It’s an ethical question that experts like Alison Buttenheim of the School of Nursing, Harald Schmidt of the Perelman School of Medicine, and Kok-Chor Tan of the School of Arts & Sciences are contemplating. One fact is certain, they say: Distribution must not exacerbate persisting disparities.

ARS-CoV-2 emerged with a bang, appearing out of nowhere and spreading with lightning speed. It affects the body in ways similar to other respiratory illnesses, yet also differently. It forced countries to take drastic actions—mask-wearing, social distancing, shutting down economies—never before seen or most recently experienced a century ago. Now, just a year after the world first heard about a novel coronavirus in Wuhan Province, China, vaccines that very effectively combat COVID-19 already exist.

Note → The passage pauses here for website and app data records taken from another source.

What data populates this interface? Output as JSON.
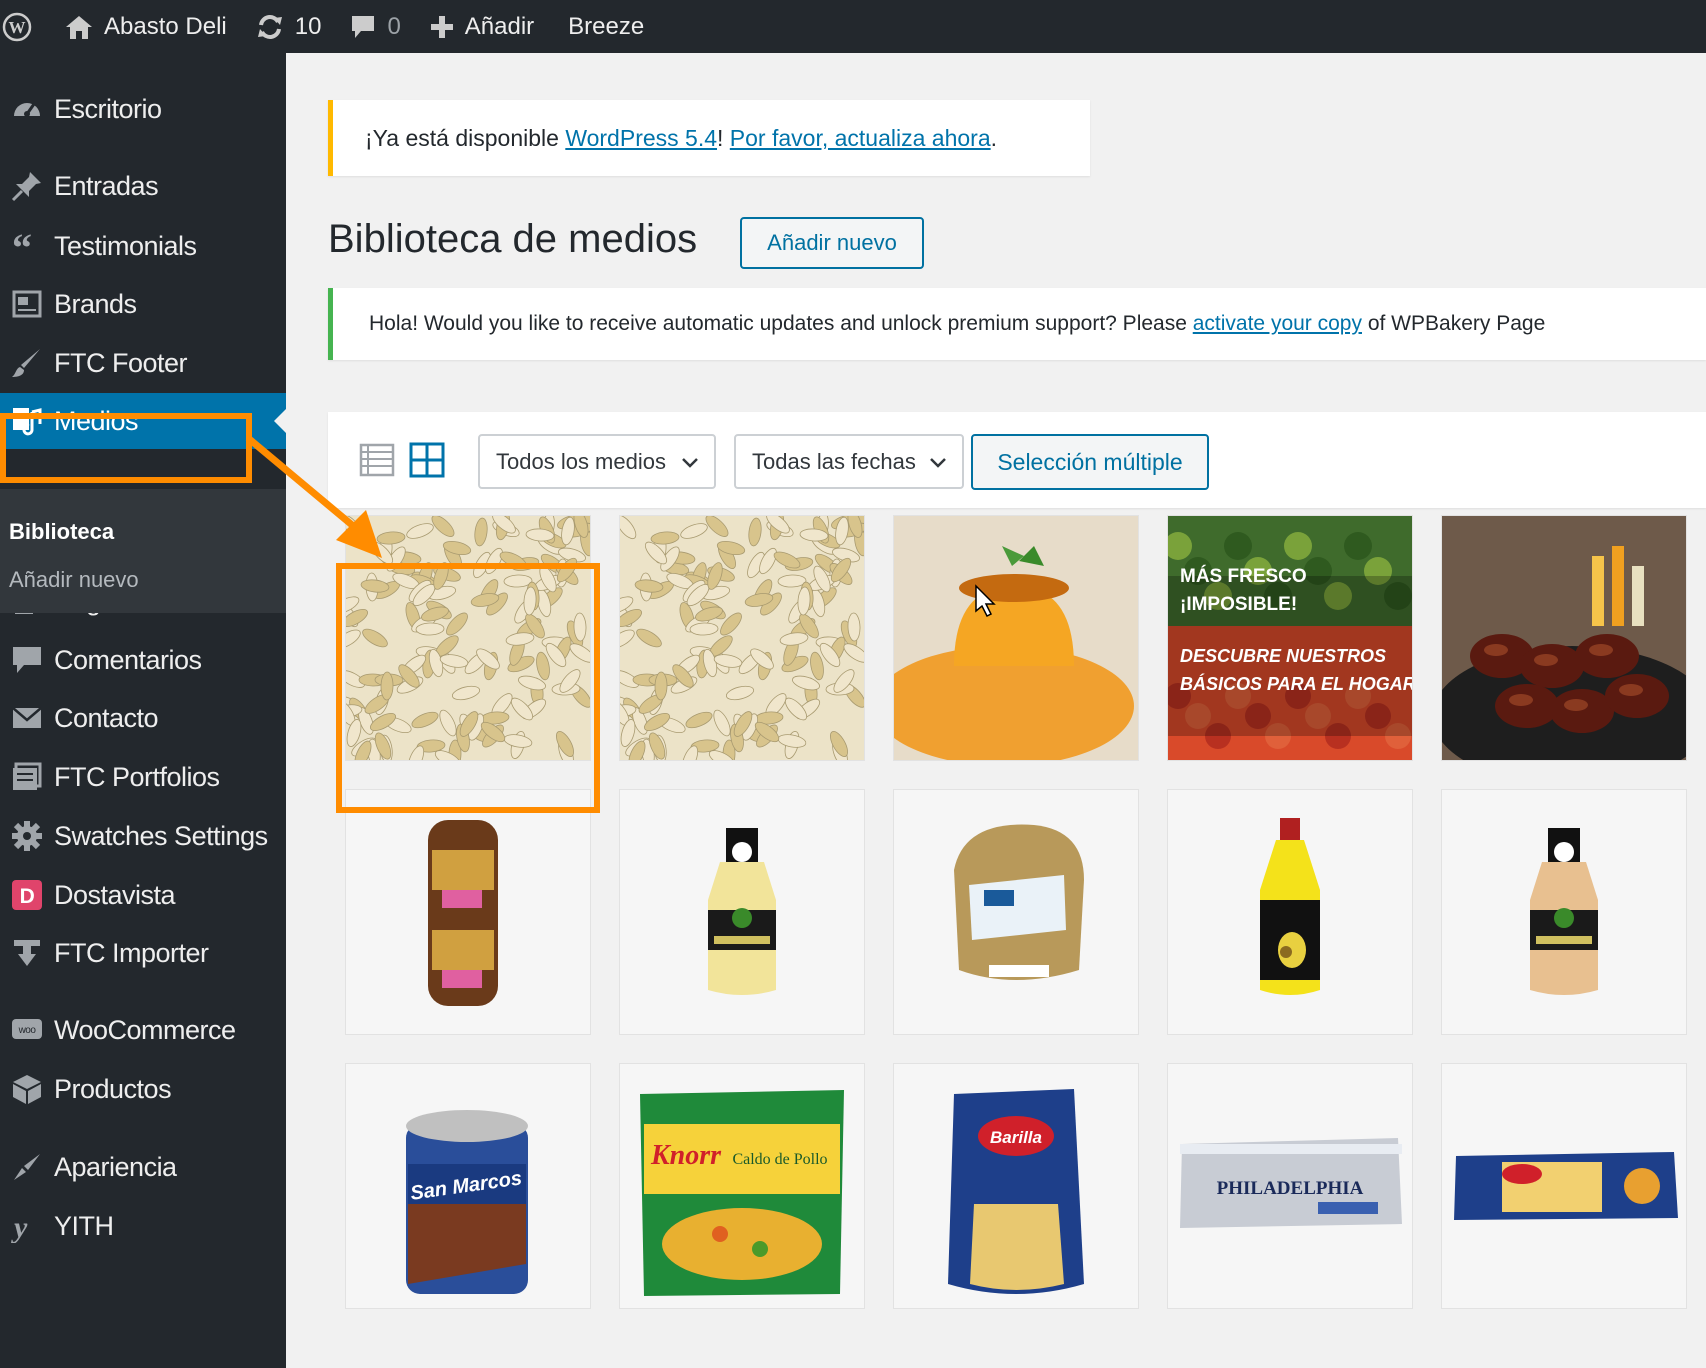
{
  "admin_bar": {
    "site_name": "Abasto Deli",
    "updates_count": "10",
    "comments_count": "0",
    "add_label": "Añadir",
    "plugin_label": "Breeze"
  },
  "sidebar": {
    "items": [
      {
        "label": "Escritorio",
        "icon": "dashboard-icon"
      },
      {
        "label": "Entradas",
        "icon": "pin-icon"
      },
      {
        "label": "Testimonials",
        "icon": "quote-icon"
      },
      {
        "label": "Brands",
        "icon": "brands-icon"
      },
      {
        "label": "FTC Footer",
        "icon": "brush-icon"
      },
      {
        "label": "Medios",
        "icon": "media-icon"
      },
      {
        "label": "Páginas",
        "icon": "pages-icon"
      },
      {
        "label": "Comentarios",
        "icon": "comments-icon"
      },
      {
        "label": "Contacto",
        "icon": "mail-icon"
      },
      {
        "label": "FTC Portfolios",
        "icon": "portfolio-icon"
      },
      {
        "label": "Swatches Settings",
        "icon": "gear-icon"
      },
      {
        "label": "Dostavista",
        "icon": "dostavista-icon"
      },
      {
        "label": "FTC Importer",
        "icon": "download-icon"
      },
      {
        "label": "WooCommerce",
        "icon": "woocommerce-icon"
      },
      {
        "label": "Productos",
        "icon": "box-icon"
      },
      {
        "label": "Apariencia",
        "icon": "appearance-icon"
      },
      {
        "label": "YITH",
        "icon": "yith-icon"
      }
    ],
    "submenu": [
      "Biblioteca",
      "Añadir nuevo"
    ]
  },
  "notices": {
    "update_prefix": "¡Ya está disponible ",
    "update_link1": "WordPress 5.4",
    "update_mid": "! ",
    "update_link2": "Por favor, actualiza ahora",
    "update_suffix": ".",
    "wpb_prefix": "Hola! Would you like to receive automatic updates and unlock premium support? Please ",
    "wpb_link": "activate your copy",
    "wpb_suffix": " of WPBakery Page"
  },
  "page": {
    "title": "Biblioteca de medios",
    "add_new_label": "Añadir nuevo"
  },
  "toolbar": {
    "filter_media": "Todos los medios",
    "filter_dates": "Todas las fechas",
    "bulk_select": "Selección múltiple"
  },
  "media_grid": [
    {
      "name": "pasta-salad-1"
    },
    {
      "name": "pasta-salad-2"
    },
    {
      "name": "flan-dessert"
    },
    {
      "name": "fresh-produce-banner",
      "text": [
        "MÁS FRESCO",
        "¡IMPOSIBLE!",
        "DESCUBRE NUESTROS",
        "BÁSICOS PARA EL HOGAR"
      ]
    },
    {
      "name": "bbq-wings"
    },
    {
      "name": "sausage-pack"
    },
    {
      "name": "dressing-bottle-cilantro"
    },
    {
      "name": "bread-loaf"
    },
    {
      "name": "oil-bottle"
    },
    {
      "name": "dressing-bottle-honey"
    },
    {
      "name": "beans-can",
      "text": [
        "San Marcos"
      ]
    },
    {
      "name": "knorr-broth",
      "text": [
        "Knorr",
        "Caldo de Pollo"
      ]
    },
    {
      "name": "barilla-pasta",
      "text": [
        "Barilla"
      ]
    },
    {
      "name": "philadelphia-cheese",
      "text": [
        "PHILADELPHIA"
      ]
    },
    {
      "name": "spaghetti-pack"
    }
  ],
  "colors": {
    "admin_dark": "#23282d",
    "wp_blue": "#0073aa",
    "highlight_orange": "#ff8c00",
    "update_yellow": "#ffb900",
    "notice_green": "#46b450"
  }
}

Yet with vaccine approval, even the limited kind dictated by an Emergency Use Authorization (EUA) like the one the United States just issued for the Pfizer-BioNTech vaccine, the question of distribution remains. The answer is not straightforward, with a seemingly unending set of decisions necessary before the shots actually reach individuals.

At the broadest level, how do international dose allocations look? From there, how does each country circulate its stock? In the U.S., that means to 64 jurisdictions, most of them states. Jurisdictions then distribute to health systems or nursing homes or whichever facilities top their list, and those places independently decide who moves to the front. And on and on down the line. Without digging too deep, it’s easy to see the monumental task at hand for those deciding how to spread out what is, at present, a scant resource.

As of this writing, COVAX, an initiative jointly run by the World Health Organization (WHO) and several other global organizations, recommended proportional allocation to start, meaning each of more than 180 participating countries—which does not currently include the U.S.—would get vaccine doses for 3% of its population, prioritizing essential health workers. In the U.S. in early December, the Advisory Committee on Immunization Practices (ACIP) of the Centers for Disease Control and Prevention (CDC) published a “final” framework that also put health care workers first but did not account for elderly populations in the same way previous versions had.

This is an excerpt from a larger article that originally appeared in Penn Today. It was written by Michele Berger, senior science news officer in University Communications.